Component data from apps and pages:

☆ ☆ ☆ ☆ ☆ ☆ ☆

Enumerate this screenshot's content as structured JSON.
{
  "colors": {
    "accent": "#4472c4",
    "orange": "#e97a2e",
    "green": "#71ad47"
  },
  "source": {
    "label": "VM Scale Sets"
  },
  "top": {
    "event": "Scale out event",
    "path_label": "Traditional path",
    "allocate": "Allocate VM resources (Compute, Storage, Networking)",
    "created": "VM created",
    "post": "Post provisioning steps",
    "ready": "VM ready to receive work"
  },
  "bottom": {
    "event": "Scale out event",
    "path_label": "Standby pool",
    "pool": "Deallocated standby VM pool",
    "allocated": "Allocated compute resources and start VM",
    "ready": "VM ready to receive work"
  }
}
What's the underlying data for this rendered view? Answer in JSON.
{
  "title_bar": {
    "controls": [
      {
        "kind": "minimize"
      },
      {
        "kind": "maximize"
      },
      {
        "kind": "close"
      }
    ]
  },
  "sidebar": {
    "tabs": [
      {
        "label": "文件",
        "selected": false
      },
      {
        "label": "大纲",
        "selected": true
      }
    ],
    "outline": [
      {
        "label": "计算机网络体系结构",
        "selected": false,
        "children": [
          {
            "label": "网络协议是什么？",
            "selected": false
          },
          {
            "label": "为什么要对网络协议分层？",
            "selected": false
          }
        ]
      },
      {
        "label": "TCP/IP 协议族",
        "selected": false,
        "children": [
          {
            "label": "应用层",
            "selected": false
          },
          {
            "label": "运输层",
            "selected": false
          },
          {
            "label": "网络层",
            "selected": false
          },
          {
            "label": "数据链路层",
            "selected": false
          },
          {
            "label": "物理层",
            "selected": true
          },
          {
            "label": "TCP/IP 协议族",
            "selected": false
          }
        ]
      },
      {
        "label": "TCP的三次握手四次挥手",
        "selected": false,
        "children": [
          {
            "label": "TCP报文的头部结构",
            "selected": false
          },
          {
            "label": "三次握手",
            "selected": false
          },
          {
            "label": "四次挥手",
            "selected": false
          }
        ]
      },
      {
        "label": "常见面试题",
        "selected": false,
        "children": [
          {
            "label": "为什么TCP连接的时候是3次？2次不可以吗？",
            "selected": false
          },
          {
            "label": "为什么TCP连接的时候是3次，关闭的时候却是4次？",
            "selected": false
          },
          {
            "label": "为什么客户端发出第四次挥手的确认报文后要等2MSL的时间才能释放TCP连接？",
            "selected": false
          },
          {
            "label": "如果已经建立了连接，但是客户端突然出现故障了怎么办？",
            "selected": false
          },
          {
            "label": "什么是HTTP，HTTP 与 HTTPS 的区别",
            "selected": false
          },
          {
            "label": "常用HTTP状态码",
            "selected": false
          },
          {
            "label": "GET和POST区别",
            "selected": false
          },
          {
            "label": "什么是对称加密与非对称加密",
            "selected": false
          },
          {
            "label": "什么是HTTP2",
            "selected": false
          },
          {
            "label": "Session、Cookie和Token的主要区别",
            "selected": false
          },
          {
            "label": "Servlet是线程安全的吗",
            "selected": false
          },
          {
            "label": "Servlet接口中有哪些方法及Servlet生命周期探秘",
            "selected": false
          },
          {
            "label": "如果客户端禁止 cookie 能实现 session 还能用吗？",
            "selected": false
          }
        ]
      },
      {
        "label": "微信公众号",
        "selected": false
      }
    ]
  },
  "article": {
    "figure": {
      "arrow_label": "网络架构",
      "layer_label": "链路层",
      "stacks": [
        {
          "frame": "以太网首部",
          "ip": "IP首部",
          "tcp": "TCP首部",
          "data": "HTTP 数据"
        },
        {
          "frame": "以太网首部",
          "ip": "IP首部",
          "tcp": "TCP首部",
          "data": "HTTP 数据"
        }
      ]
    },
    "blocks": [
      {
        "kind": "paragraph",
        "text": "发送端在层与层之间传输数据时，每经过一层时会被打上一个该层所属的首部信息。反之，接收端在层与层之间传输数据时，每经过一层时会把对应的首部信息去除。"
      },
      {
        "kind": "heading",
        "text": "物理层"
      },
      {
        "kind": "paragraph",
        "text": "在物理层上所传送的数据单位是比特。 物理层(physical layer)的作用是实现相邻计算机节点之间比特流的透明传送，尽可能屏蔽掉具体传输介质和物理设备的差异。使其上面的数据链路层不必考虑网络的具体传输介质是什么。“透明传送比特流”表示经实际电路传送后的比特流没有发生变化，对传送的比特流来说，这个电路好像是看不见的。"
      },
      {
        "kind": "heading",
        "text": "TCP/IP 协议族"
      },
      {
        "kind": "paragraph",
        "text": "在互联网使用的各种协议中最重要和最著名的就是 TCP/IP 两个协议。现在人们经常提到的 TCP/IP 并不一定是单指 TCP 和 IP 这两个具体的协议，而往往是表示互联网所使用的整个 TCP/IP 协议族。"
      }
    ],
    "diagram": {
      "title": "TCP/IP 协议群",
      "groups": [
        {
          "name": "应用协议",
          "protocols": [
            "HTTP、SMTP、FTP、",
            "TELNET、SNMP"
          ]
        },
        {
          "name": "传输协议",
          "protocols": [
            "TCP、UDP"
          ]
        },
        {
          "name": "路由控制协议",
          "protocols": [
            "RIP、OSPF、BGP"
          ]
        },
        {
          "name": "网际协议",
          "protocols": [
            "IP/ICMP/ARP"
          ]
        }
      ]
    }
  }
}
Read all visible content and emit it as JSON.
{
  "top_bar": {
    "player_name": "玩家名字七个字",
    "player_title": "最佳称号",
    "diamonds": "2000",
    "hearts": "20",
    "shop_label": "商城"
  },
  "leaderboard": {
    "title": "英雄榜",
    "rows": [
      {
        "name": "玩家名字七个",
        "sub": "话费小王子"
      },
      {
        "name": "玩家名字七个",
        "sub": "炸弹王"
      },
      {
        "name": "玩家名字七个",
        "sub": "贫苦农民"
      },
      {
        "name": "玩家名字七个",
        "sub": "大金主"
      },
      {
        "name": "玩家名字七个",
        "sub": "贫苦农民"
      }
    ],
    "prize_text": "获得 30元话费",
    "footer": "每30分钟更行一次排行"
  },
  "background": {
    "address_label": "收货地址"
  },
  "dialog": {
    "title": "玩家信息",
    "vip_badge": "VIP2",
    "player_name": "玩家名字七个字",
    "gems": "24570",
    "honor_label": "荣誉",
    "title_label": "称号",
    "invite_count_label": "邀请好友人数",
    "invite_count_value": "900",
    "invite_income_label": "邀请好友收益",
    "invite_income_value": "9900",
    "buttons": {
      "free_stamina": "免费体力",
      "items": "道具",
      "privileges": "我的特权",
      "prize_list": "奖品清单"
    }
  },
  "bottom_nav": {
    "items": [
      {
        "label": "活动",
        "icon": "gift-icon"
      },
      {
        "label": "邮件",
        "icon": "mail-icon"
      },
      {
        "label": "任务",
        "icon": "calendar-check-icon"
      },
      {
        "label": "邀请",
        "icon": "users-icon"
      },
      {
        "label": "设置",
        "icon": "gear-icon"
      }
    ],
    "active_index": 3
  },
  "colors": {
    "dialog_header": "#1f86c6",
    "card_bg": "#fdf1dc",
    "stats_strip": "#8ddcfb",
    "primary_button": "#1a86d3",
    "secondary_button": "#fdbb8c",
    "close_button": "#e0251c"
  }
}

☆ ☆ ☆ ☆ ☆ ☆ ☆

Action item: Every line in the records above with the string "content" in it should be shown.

Response to the task:
Enumerate this screenshot's content as structured JSON.
Read all visible content and emit it as JSON.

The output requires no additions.